A Balut is a developing duck embryo (fertilized duck egg) that is boiled and eaten in the shell. It is commonly sold in the Philippines, Laos, Cambodia and Vietnam. The broth surrounding the embryo is first sipped and then the undeveloped chick inside is eaten, often with salt and/or a chili, garlic and vinegar (white or coconut sap) mixture as seasoning.


Uncooked eggs can be kept refrigerated for up to 4-5 weeks, while hard-boiled eggs left in their shells should be used within a week.

Commercial Production vs. Cage Free

Commercial factory farm operations often involve raising the hens in small, crowded cages, preventing the chickens from engaging in natural behaviors, such as wing-flapping, dust-bathing, scratching, pecking, perching and nest-building.

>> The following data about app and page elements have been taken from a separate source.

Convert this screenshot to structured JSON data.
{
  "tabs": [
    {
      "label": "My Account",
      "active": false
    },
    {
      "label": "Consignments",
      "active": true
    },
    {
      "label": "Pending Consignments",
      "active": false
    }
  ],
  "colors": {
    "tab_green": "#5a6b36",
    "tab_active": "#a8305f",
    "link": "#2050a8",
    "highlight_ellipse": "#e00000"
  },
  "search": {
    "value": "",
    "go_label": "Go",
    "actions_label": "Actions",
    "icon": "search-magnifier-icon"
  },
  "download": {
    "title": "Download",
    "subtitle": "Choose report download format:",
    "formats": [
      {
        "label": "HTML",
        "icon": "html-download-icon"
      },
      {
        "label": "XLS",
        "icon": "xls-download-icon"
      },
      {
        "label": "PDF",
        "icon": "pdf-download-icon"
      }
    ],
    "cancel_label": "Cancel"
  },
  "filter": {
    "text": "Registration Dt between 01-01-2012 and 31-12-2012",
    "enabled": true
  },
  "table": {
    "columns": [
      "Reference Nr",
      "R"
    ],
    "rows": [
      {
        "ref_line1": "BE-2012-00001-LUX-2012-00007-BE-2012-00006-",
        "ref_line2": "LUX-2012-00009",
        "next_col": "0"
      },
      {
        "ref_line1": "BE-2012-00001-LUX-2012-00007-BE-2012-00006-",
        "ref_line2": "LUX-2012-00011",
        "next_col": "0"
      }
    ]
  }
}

Many hens have their beaks removed to prevent harming each other and to prevent cannibalism. In the United States, increased public concern for animal welfare has resulted in the United Egg Producers program which includes guidelines regarding housing, food, water, air, living space, beak trimming, molting, handling, and transportation. However, some organizations such as the Humane Society, claim that the UEP certification is misleading. “Certified Organic” labeling, which requires hens to have outdoor access and be fed only organic vegetarian feed and so on, is considered the most humane.

Cultural Traditions

During Easter in many countries, eggs are dyed, decorated and hidden for children to find. Before the spring equinox in the Persian New Year tradition, each family member decorates a hard-boiled egg and sets them together in a bowl. The tradition of a dancing egg is held during the feast  Corpus Christi in Barcelona and other Catalan cities since the 16th century, which consists of an emptied egg, positioned over the water jet from a fountain, which starts turning without falling.


Labensky, Sarah R., and Alan M. Hause. On Cooking: A Textbook of Culinary Fundamentals.